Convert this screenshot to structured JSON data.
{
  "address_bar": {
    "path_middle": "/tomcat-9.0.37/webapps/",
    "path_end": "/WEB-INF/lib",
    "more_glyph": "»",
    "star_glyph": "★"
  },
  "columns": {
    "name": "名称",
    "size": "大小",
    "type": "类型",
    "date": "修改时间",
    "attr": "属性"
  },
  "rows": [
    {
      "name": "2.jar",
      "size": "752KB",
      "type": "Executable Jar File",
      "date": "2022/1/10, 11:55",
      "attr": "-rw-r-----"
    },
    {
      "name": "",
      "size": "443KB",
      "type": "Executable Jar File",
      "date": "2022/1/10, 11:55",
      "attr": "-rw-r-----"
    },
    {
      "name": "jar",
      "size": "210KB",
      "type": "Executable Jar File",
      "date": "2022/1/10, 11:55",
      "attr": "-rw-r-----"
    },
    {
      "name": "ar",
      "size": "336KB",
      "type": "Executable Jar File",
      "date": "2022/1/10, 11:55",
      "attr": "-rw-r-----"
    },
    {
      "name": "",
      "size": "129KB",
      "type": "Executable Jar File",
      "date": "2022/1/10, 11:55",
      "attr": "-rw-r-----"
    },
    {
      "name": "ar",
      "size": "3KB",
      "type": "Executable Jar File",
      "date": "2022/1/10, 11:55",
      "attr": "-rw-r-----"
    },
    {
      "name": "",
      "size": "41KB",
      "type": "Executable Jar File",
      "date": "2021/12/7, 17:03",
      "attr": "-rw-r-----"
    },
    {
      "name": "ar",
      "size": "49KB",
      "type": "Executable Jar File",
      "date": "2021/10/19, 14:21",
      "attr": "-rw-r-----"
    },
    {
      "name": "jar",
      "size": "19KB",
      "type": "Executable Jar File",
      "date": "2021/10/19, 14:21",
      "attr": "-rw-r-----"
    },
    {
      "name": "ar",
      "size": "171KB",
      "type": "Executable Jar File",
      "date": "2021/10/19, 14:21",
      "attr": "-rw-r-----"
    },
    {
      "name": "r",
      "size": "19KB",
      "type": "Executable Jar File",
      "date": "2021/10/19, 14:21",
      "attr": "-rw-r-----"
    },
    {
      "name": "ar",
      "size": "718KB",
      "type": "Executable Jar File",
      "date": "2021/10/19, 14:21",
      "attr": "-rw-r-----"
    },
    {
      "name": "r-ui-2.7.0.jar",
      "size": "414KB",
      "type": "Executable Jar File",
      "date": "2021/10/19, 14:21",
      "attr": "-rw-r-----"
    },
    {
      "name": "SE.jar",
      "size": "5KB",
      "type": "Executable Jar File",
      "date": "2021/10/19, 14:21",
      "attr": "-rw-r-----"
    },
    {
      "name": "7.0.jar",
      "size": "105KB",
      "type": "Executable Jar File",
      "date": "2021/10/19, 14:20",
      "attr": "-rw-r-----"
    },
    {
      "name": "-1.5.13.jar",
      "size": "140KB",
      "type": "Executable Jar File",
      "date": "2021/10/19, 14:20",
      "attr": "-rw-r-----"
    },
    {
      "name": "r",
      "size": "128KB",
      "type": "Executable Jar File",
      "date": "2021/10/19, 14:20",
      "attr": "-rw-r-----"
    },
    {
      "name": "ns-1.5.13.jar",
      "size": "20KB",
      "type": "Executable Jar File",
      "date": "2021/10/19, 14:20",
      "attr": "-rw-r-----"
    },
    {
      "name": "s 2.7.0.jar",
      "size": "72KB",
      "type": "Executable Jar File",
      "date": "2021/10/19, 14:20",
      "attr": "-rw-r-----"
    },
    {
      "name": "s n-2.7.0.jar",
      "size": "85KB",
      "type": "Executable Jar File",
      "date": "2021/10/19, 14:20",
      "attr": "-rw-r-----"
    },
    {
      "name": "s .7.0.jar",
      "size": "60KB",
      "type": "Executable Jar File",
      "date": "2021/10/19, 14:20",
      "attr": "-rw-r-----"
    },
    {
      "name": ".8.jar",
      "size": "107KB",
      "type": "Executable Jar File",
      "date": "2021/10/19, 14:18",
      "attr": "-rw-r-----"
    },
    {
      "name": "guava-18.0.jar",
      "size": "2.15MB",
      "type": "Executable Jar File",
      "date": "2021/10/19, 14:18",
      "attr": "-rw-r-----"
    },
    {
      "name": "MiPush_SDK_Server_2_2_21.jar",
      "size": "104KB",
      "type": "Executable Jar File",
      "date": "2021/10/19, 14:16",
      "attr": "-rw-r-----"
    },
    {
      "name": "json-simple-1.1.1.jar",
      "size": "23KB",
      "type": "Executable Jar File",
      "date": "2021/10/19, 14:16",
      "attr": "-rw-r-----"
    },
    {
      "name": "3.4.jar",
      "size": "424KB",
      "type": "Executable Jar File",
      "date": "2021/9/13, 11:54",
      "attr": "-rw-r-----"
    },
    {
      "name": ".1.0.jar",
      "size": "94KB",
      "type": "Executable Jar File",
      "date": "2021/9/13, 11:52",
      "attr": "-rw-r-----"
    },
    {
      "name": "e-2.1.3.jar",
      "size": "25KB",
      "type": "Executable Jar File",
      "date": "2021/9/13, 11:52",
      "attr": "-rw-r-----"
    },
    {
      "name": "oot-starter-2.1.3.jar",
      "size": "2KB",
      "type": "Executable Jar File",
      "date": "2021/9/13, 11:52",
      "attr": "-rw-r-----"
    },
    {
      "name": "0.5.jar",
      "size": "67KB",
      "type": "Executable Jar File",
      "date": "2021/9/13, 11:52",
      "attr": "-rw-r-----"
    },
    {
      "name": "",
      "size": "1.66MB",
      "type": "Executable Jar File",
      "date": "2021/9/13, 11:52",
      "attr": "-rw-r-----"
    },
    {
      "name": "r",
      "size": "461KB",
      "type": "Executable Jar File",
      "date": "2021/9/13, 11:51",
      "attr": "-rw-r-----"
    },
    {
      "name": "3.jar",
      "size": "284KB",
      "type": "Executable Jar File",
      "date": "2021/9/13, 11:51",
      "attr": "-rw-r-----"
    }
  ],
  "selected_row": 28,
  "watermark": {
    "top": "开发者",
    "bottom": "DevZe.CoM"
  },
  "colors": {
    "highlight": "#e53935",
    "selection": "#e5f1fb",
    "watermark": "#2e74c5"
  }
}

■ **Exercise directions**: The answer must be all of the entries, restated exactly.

■ **Response box**:
Convert this screenshot to structured JSON data.
{
  "address_bar": {
    "path_middle": "/tomcat-9.0.37/webapps/",
    "path_end": "/WEB-INF/lib",
    "more_glyph": "»",
    "star_glyph": "★"
  },
  "columns": {
    "name": "名称",
    "size": "大小",
    "type": "类型",
    "date": "修改时间",
    "attr": "属性"
  },
  "rows": [
    {
      "name": "2.jar",
      "size": "752KB",
      "type": "Executable Jar File",
      "date": "2022/1/10, 11:55",
      "attr": "-rw-r-----"
    },
    {
      "name": "",
      "size": "443KB",
      "type": "Executable Jar File",
      "date": "2022/1/10, 11:55",
      "attr": "-rw-r-----"
    },
    {
      "name": "jar",
      "size": "210KB",
      "type": "Executable Jar File",
      "date": "2022/1/10, 11:55",
      "attr": "-rw-r-----"
    },
    {
      "name": "ar",
      "size": "336KB",
      "type": "Executable Jar File",
      "date": "2022/1/10, 11:55",
      "attr": "-rw-r-----"
    },
    {
      "name": "",
      "size": "129KB",
      "type": "Executable Jar File",
      "date": "2022/1/10, 11:55",
      "attr": "-rw-r-----"
    },
    {
      "name": "ar",
      "size": "3KB",
      "type": "Executable Jar File",
      "date": "2022/1/10, 11:55",
      "attr": "-rw-r-----"
    },
    {
      "name": "",
      "size": "41KB",
      "type": "Executable Jar File",
      "date": "2021/12/7, 17:03",
      "attr": "-rw-r-----"
    },
    {
      "name": "ar",
      "size": "49KB",
      "type": "Executable Jar File",
      "date": "2021/10/19, 14:21",
      "attr": "-rw-r-----"
    },
    {
      "name": "jar",
      "size": "19KB",
      "type": "Executable Jar File",
      "date": "2021/10/19, 14:21",
      "attr": "-rw-r-----"
    },
    {
      "name": "ar",
      "size": "171KB",
      "type": "Executable Jar File",
      "date": "2021/10/19, 14:21",
      "attr": "-rw-r-----"
    },
    {
      "name": "r",
      "size": "19KB",
      "type": "Executable Jar File",
      "date": "2021/10/19, 14:21",
      "attr": "-rw-r-----"
    },
    {
      "name": "ar",
      "size": "718KB",
      "type": "Executable Jar File",
      "date": "2021/10/19, 14:21",
      "attr": "-rw-r-----"
    },
    {
      "name": "r-ui-2.7.0.jar",
      "size": "414KB",
      "type": "Executable Jar File",
      "date": "2021/10/19, 14:21",
      "attr": "-rw-r-----"
    },
    {
      "name": "SE.jar",
      "size": "5KB",
      "type": "Executable Jar File",
      "date": "2021/10/19, 14:21",
      "attr": "-rw-r-----"
    },
    {
      "name": "7.0.jar",
      "size": "105KB",
      "type": "Executable Jar File",
      "date": "2021/10/19, 14:20",
      "attr": "-rw-r-----"
    },
    {
      "name": "-1.5.13.jar",
      "size": "140KB",
      "type": "Executable Jar File",
      "date": "2021/10/19, 14:20",
      "attr": "-rw-r-----"
    },
    {
      "name": "r",
      "size": "128KB",
      "type": "Executable Jar File",
      "date": "2021/10/19, 14:20",
      "attr": "-rw-r-----"
    },
    {
      "name": "ns-1.5.13.jar",
      "size": "20KB",
      "type": "Executable Jar File",
      "date": "2021/10/19, 14:20",
      "attr": "-rw-r-----"
    },
    {
      "name": "s 2.7.0.jar",
      "size": "72KB",
      "type": "Executable Jar File",
      "date": "2021/10/19, 14:20",
      "attr": "-rw-r-----"
    },
    {
      "name": "s n-2.7.0.jar",
      "size": "85KB",
      "type": "Executable Jar File",
      "date": "2021/10/19, 14:20",
      "attr": "-rw-r-----"
    },
    {
      "name": "s .7.0.jar",
      "size": "60KB",
      "type": "Executable Jar File",
      "date": "2021/10/19, 14:20",
      "attr": "-rw-r-----"
    },
    {
      "name": ".8.jar",
      "size": "107KB",
      "type": "Executable Jar File",
      "date": "2021/10/19, 14:18",
      "attr": "-rw-r-----"
    },
    {
      "name": "guava-18.0.jar",
      "size": "2.15MB",
      "type": "Executable Jar File",
      "date": "2021/10/19, 14:18",
      "attr": "-rw-r-----"
    },
    {
      "name": "MiPush_SDK_Server_2_2_21.jar",
      "size": "104KB",
      "type": "Executable Jar File",
      "date": "2021/10/19, 14:16",
      "attr": "-rw-r-----"
    },
    {
      "name": "json-simple-1.1.1.jar",
      "size": "23KB",
      "type": "Executable Jar File",
      "date": "2021/10/19, 14:16",
      "attr": "-rw-r-----"
    },
    {
      "name": "3.4.jar",
      "size": "424KB",
      "type": "Executable Jar File",
      "date": "2021/9/13, 11:54",
      "attr": "-rw-r-----"
    },
    {
      "name": ".1.0.jar",
      "size": "94KB",
      "type": "Executable Jar File",
      "date": "2021/9/13, 11:52",
      "attr": "-rw-r-----"
    },
    {
      "name": "e-2.1.3.jar",
      "size": "25KB",
      "type": "Executable Jar File",
      "date": "2021/9/13, 11:52",
      "attr": "-rw-r-----"
    },
    {
      "name": "oot-starter-2.1.3.jar",
      "size": "2KB",
      "type": "Executable Jar File",
      "date": "2021/9/13, 11:52",
      "attr": "-rw-r-----"
    },
    {
      "name": "0.5.jar",
      "size": "67KB",
      "type": "Executable Jar File",
      "date": "2021/9/13, 11:52",
      "attr": "-rw-r-----"
    },
    {
      "name": "",
      "size": "1.66MB",
      "type": "Executable Jar File",
      "date": "2021/9/13, 11:52",
      "attr": "-rw-r-----"
    },
    {
      "name": "r",
      "size": "461KB",
      "type": "Executable Jar File",
      "date": "2021/9/13, 11:51",
      "attr": "-rw-r-----"
    },
    {
      "name": "3.jar",
      "size": "284KB",
      "type": "Executable Jar File",
      "date": "2021/9/13, 11:51",
      "attr": "-rw-r-----"
    }
  ],
  "selected_row": 28,
  "watermark": {
    "top": "开发者",
    "bottom": "DevZe.CoM"
  },
  "colors": {
    "highlight": "#e53935",
    "selection": "#e5f1fb",
    "watermark": "#2e74c5"
  }
}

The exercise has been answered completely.